> _What is being asked_:
Verbatim copy without pictures. Please print every entry as it stands.

___ Given data ___

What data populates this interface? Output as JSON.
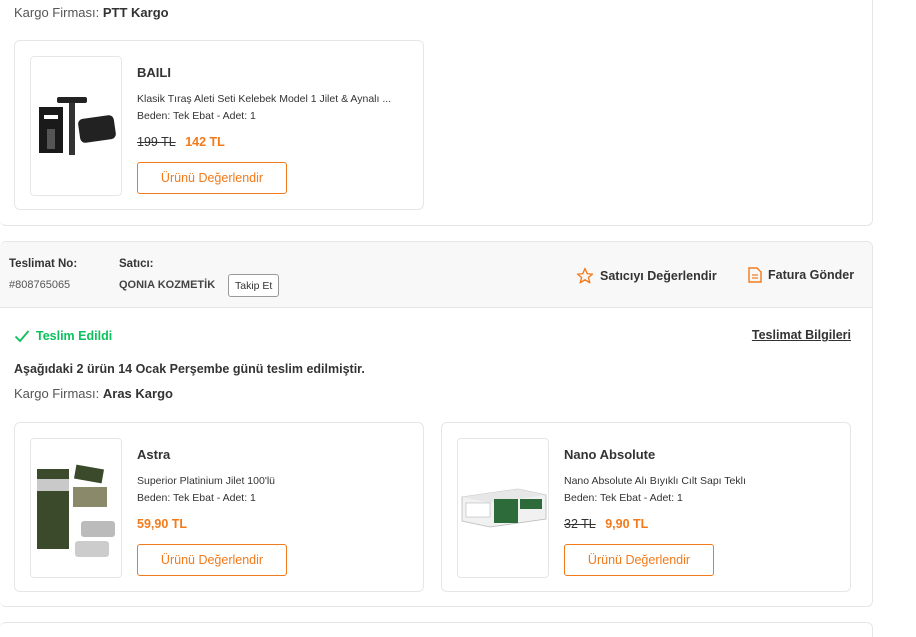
{
  "top": {
    "cargo_label": "Kargo Firması:",
    "cargo_value": "PTT Kargo",
    "product": {
      "brand": "BAILI",
      "description": "Klasik Tıraş Aleti Seti Kelebek Model 1 Jilet & Aynalı ...",
      "size": "Beden: Tek Ebat - Adet: 1",
      "old_price": "199 TL",
      "new_price": "142 TL",
      "rate_label": "Ürünü Değerlendir"
    }
  },
  "shipment": {
    "no_label": "Teslimat No:",
    "no_value": "#808765065",
    "seller_label": "Satıcı:",
    "seller_value": "QONIA KOZMETİK",
    "follow_label": "Takip Et",
    "rate_seller_label": "Satıcıyı Değerlendir",
    "invoice_label": "Fatura Gönder",
    "status": "Teslim Edildi",
    "info_link": "Teslimat Bilgileri",
    "summary": "Aşağıdaki 2 ürün 14 Ocak Perşembe günü teslim edilmiştir.",
    "cargo_label": "Kargo Firması:",
    "cargo_value": "Aras Kargo",
    "products": [
      {
        "brand": "Astra",
        "description": "Superior Platinium Jilet 100'lü",
        "size": "Beden: Tek Ebat - Adet: 1",
        "new_price": "59,90 TL",
        "rate_label": "Ürünü Değerlendir"
      },
      {
        "brand": "Nano Absolute",
        "description": "Nano Absolute Alı Bıyıklı Cılt Sapı Teklı",
        "size": "Beden: Tek Ebat - Adet: 1",
        "old_price": "32 TL",
        "new_price": "9,90 TL",
        "rate_label": "Ürünü Değerlendir"
      }
    ]
  },
  "colors": {
    "accent": "#f27a1a",
    "success": "#0bc15c",
    "border": "#e6e6e6"
  }
}
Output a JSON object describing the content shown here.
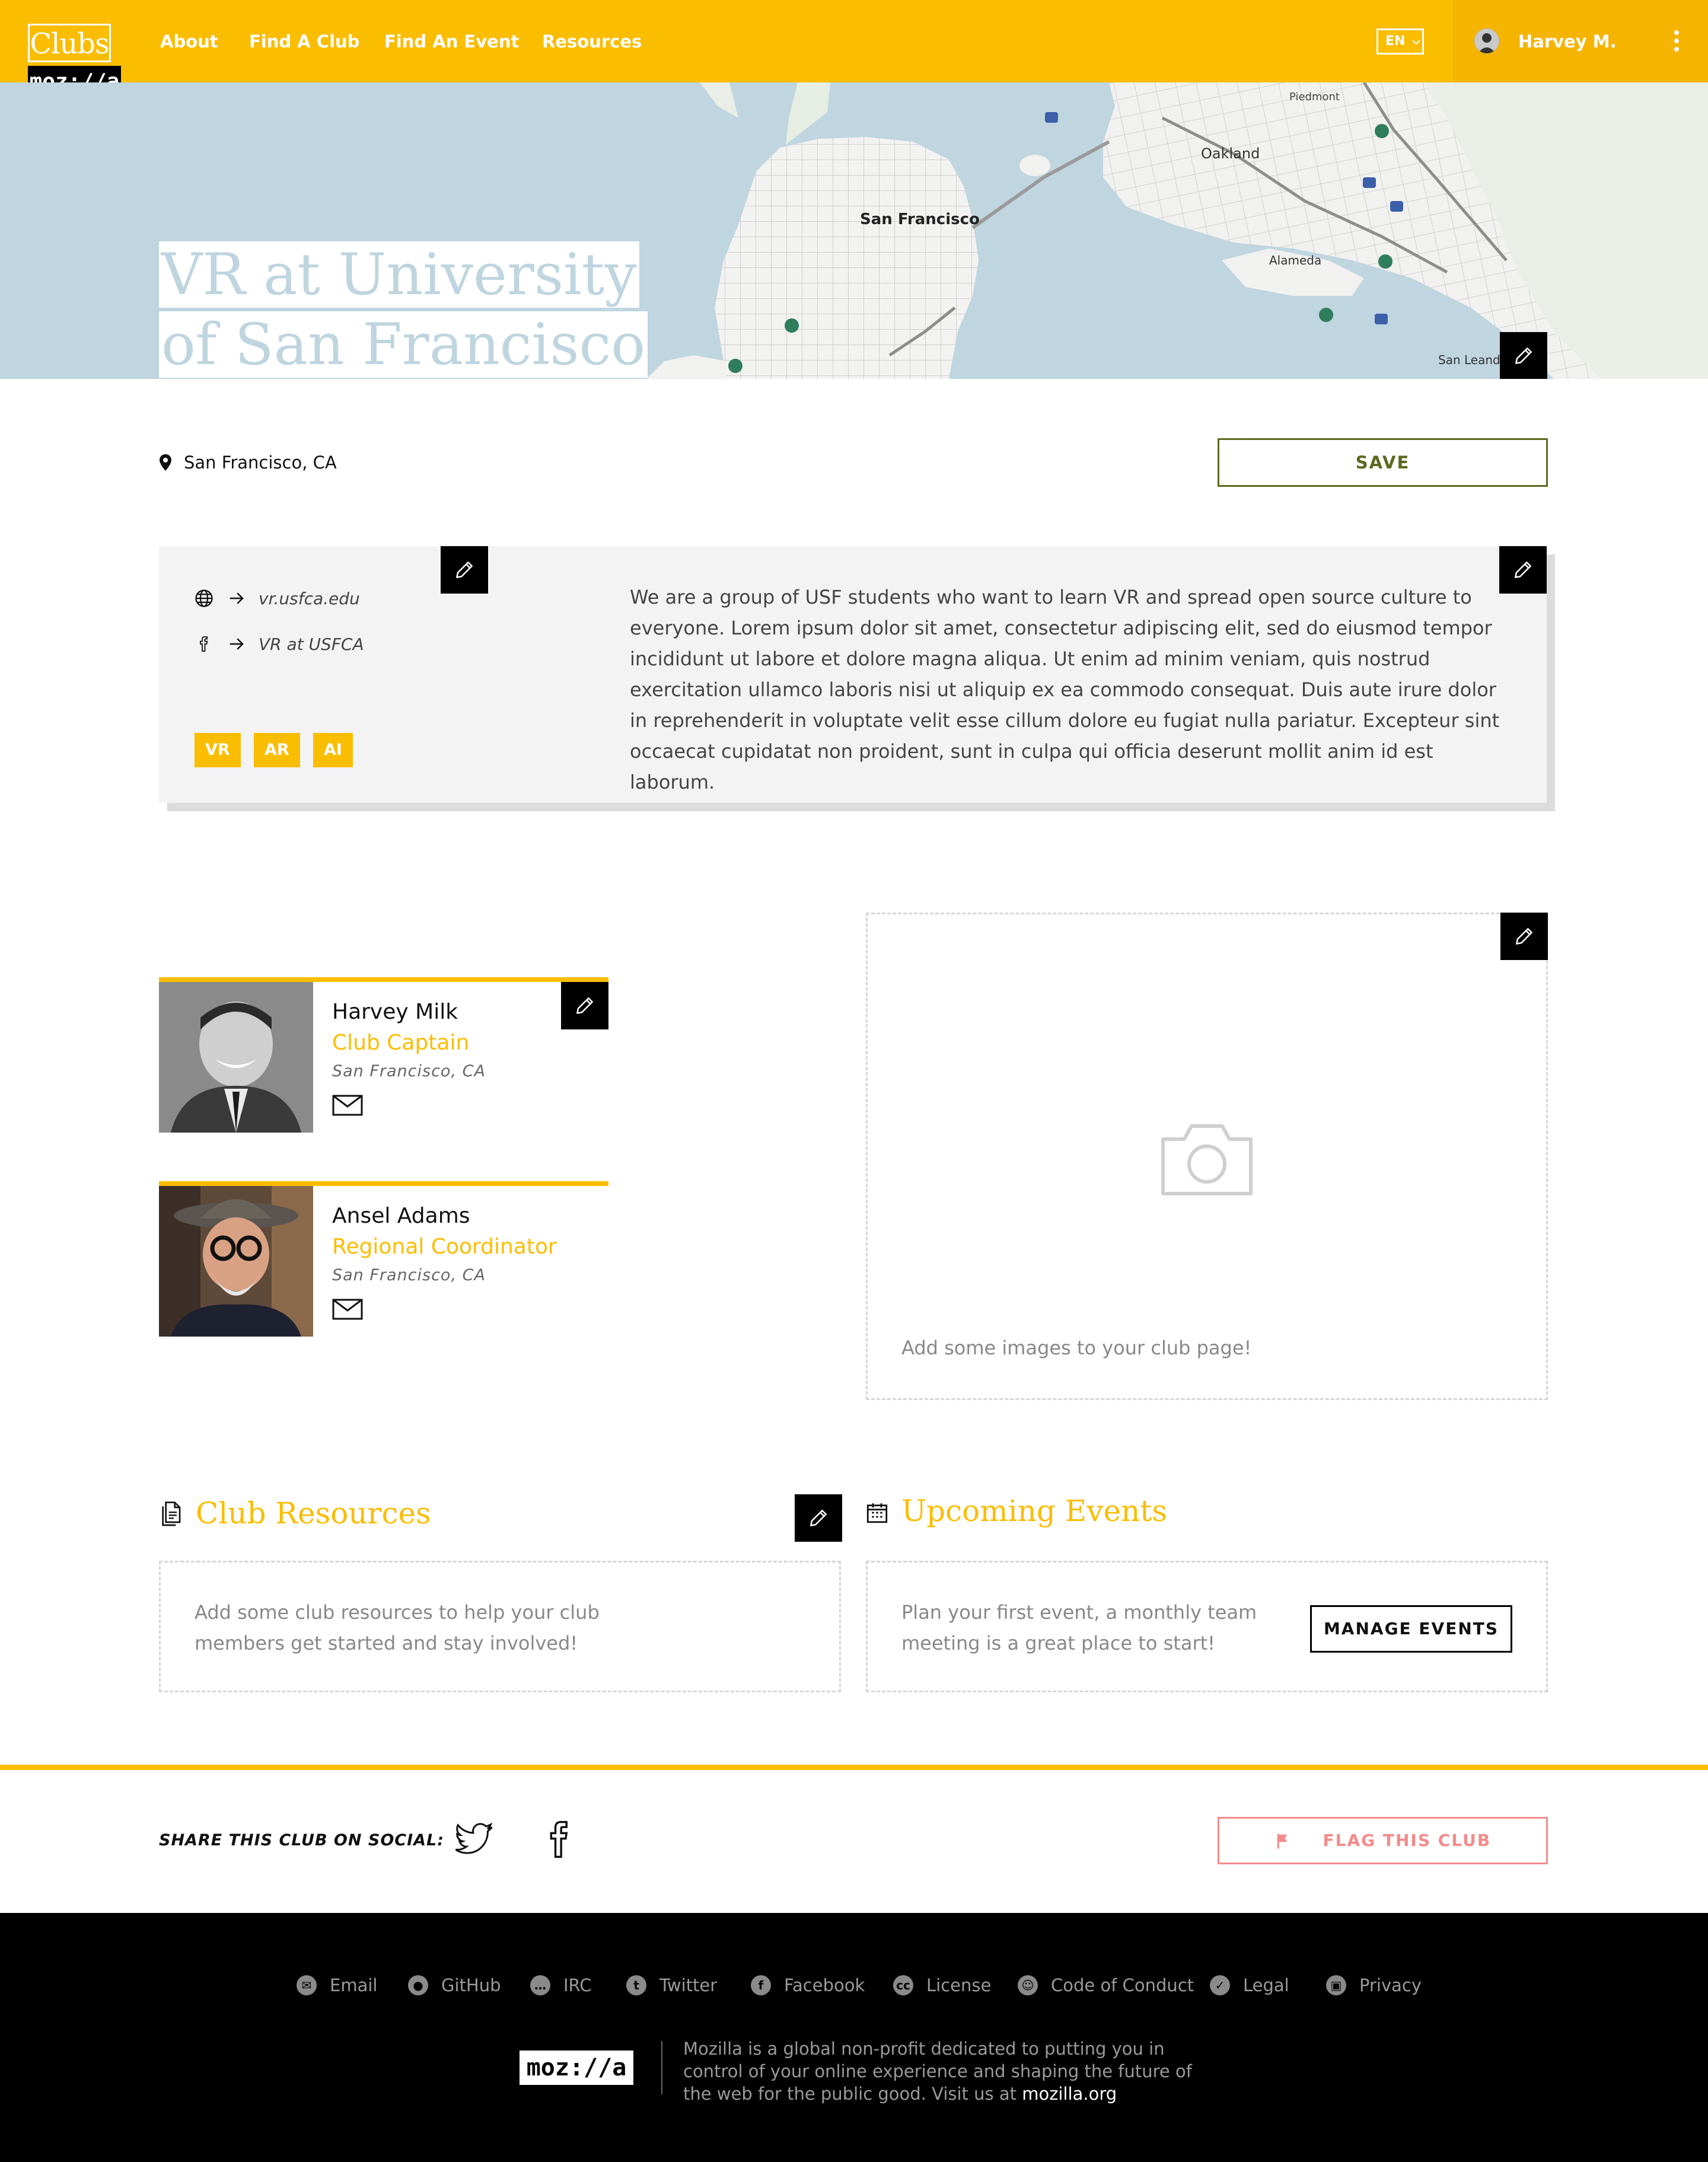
{
  "header": {
    "logo_clubs": "Clubs",
    "logo_mozilla": "moz://a",
    "nav": [
      "About",
      "Find A Club",
      "Find An Event",
      "Resources"
    ],
    "language": "EN",
    "user_name": "Harvey M."
  },
  "hero": {
    "title": "VR at University of San Francisco",
    "map_labels": [
      "San Francisco",
      "Oakland",
      "Alameda",
      "San Leandro",
      "Piedmont"
    ]
  },
  "club": {
    "location": "San Francisco, CA",
    "save_label": "SAVE",
    "website": "vr.usfca.edu",
    "facebook": "VR at USFCA",
    "tags": [
      "VR",
      "AR",
      "AI"
    ],
    "description": "We are a group of USF students who want to learn VR and spread open source culture to everyone. Lorem ipsum dolor sit amet, consectetur adipiscing elit, sed do eiusmod tempor incididunt ut labore et dolore magna aliqua. Ut enim ad minim veniam, quis nostrud exercitation ullamco laboris nisi ut aliquip ex ea commodo consequat. Duis aute irure dolor in reprehenderit in voluptate velit esse cillum dolore eu fugiat nulla pariatur. Excepteur sint occaecat cupidatat non proident, sunt in culpa qui officia deserunt mollit anim id est laborum."
  },
  "people": [
    {
      "name": "Harvey Milk",
      "role": "Club Captain",
      "location": "San Francisco, CA"
    },
    {
      "name": "Ansel Adams",
      "role": "Regional Coordinator",
      "location": "San Francisco, CA"
    }
  ],
  "images": {
    "empty_note": "Add some images to your club page!"
  },
  "resources": {
    "title": "Club Resources",
    "empty_note": "Add some club resources to help your club members get started and stay involved!"
  },
  "events": {
    "title": "Upcoming Events",
    "empty_note": "Plan your first event, a monthly team meeting is a great place to start!",
    "manage_label": "MANAGE EVENTS"
  },
  "social": {
    "share_label": "SHARE THIS CLUB ON SOCIAL:",
    "flag_label": "FLAG THIS CLUB"
  },
  "footer": {
    "links": [
      "Email",
      "GitHub",
      "IRC",
      "Twitter",
      "Facebook",
      "License",
      "Code of Conduct",
      "Legal",
      "Privacy"
    ],
    "logo": "moz://a",
    "text": "Mozilla is a global non-profit dedicated to putting you in control of your online experience and shaping the future of the web for the public good. Visit us at ",
    "site_link": "mozilla.org"
  },
  "colors": {
    "brand_yellow": "#fbbd00",
    "save_green": "#5a6b1e",
    "flag_red": "#f48b8b",
    "map_water": "#bfd5df"
  }
}
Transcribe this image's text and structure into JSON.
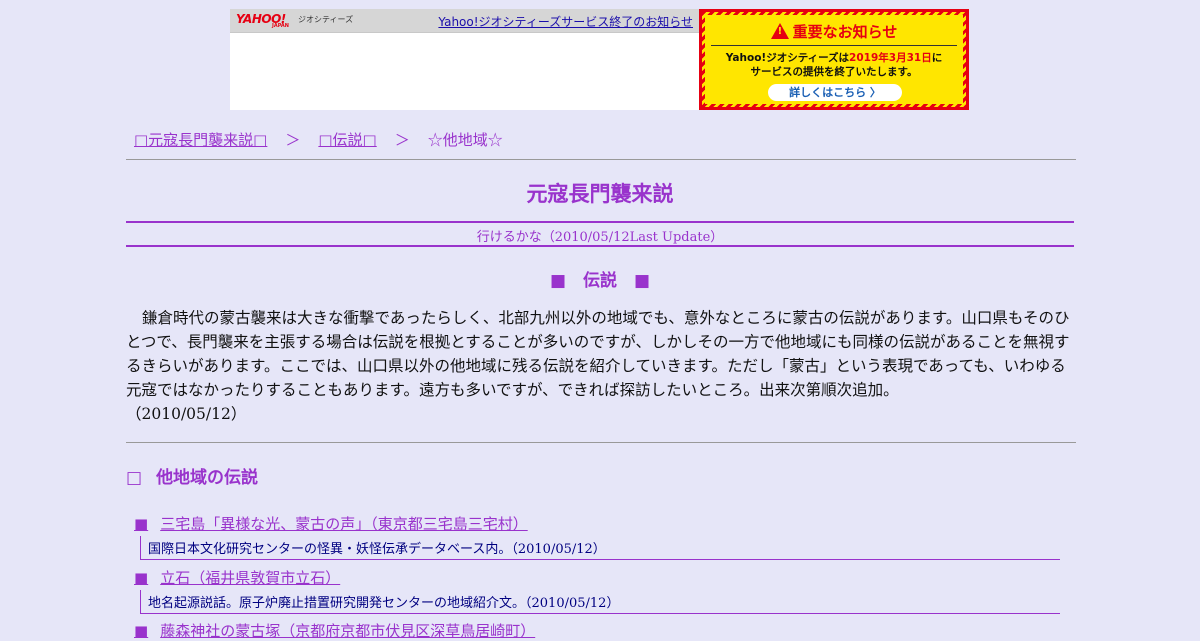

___

> _Written answer_:
What data populates this interface? Output as JSON.
{
  "top": {
    "cargo_label": "Kargo Firması:",
    "cargo_value": "PTT Kargo",
    "product": {
      "brand": "BAILI",
      "description": "Klasik Tıraş Aleti Seti Kelebek Model 1 Jilet & Aynalı ...",
      "size": "Beden: Tek Ebat - Adet: 1",
      "old_price": "199 TL",
      "new_price": "142 TL",
      "rate_label": "Ürünü Değerlendir"
    }
  },
  "shipment": {
    "no_label": "Teslimat No:",
    "no_value": "#808765065",
    "seller_label": "Satıcı:",
    "seller_value": "QONIA KOZMETİK",
    "follow_label": "Takip Et",
    "rate_seller_label": "Satıcıyı Değerlendir",
    "invoice_label": "Fatura Gönder",
    "status": "Teslim Edildi",
    "info_link": "Teslimat Bilgileri",
    "summary": "Aşağıdaki 2 ürün 14 Ocak Perşembe günü teslim edilmiştir.",
    "cargo_label": "Kargo Firması:",
    "cargo_value": "Aras Kargo",
    "products": [
      {
        "brand": "Astra",
        "description": "Superior Platinium Jilet 100'lü",
        "size": "Beden: Tek Ebat - Adet: 1",
        "new_price": "59,90 TL",
        "rate_label": "Ürünü Değerlendir"
      },
      {
        "brand": "Nano Absolute",
        "description": "Nano Absolute Alı Bıyıklı Cılt Sapı Teklı",
        "size": "Beden: Tek Ebat - Adet: 1",
        "old_price": "32 TL",
        "new_price": "9,90 TL",
        "rate_label": "Ürünü Değerlendir"
      }
    ]
  },
  "colors": {
    "accent": "#f27a1a",
    "success": "#0bc15c",
    "border": "#e6e6e6"
  }
}
Output a JSON object describing the content shown here.
{
  "header": {
    "logo_clubs": "Clubs",
    "logo_mozilla": "moz://a",
    "nav": [
      "About",
      "Find A Club",
      "Find An Event",
      "Resources"
    ],
    "language": "EN",
    "user_name": "Harvey M."
  },
  "hero": {
    "title": "VR at University of San Francisco",
    "map_labels": [
      "San Francisco",
      "Oakland",
      "Alameda",
      "San Leandro",
      "Piedmont"
    ]
  },
  "club": {
    "location": "San Francisco, CA",
    "save_label": "SAVE",
    "website": "vr.usfca.edu",
    "facebook": "VR at USFCA",
    "tags": [
      "VR",
      "AR",
      "AI"
    ],
    "description": "We are a group of USF students who want to learn VR and spread open source culture to everyone. Lorem ipsum dolor sit amet, consectetur adipiscing elit, sed do eiusmod tempor incididunt ut labore et dolore magna aliqua. Ut enim ad minim veniam, quis nostrud exercitation ullamco laboris nisi ut aliquip ex ea commodo consequat. Duis aute irure dolor in reprehenderit in voluptate velit esse cillum dolore eu fugiat nulla pariatur. Excepteur sint occaecat cupidatat non proident, sunt in culpa qui officia deserunt mollit anim id est laborum."
  },
  "people": [
    {
      "name": "Harvey Milk",
      "role": "Club Captain",
      "location": "San Francisco, CA"
    },
    {
      "name": "Ansel Adams",
      "role": "Regional Coordinator",
      "location": "San Francisco, CA"
    }
  ],
  "images": {
    "empty_note": "Add some images to your club page!"
  },
  "resources": {
    "title": "Club Resources",
    "empty_note": "Add some club resources to help your club members get started and stay involved!"
  },
  "events": {
    "title": "Upcoming Events",
    "empty_note": "Plan your first event, a monthly team meeting is a great place to start!",
    "manage_label": "MANAGE EVENTS"
  },
  "social": {
    "share_label": "SHARE THIS CLUB ON SOCIAL:",
    "flag_label": "FLAG THIS CLUB"
  },
  "footer": {
    "links": [
      "Email",
      "GitHub",
      "IRC",
      "Twitter",
      "Facebook",
      "License",
      "Code of Conduct",
      "Legal",
      "Privacy"
    ],
    "logo": "moz://a",
    "text": "Mozilla is a global non-profit dedicated to putting you in control of your online experience and shaping the future of the web for the public good. Visit us at ",
    "site_link": "mozilla.org"
  },
  "colors": {
    "brand_yellow": "#fbbd00",
    "save_green": "#5a6b1e",
    "flag_red": "#f48b8b",
    "map_water": "#bfd5df"
  }
}
Transcribe this image's text and structure into JSON.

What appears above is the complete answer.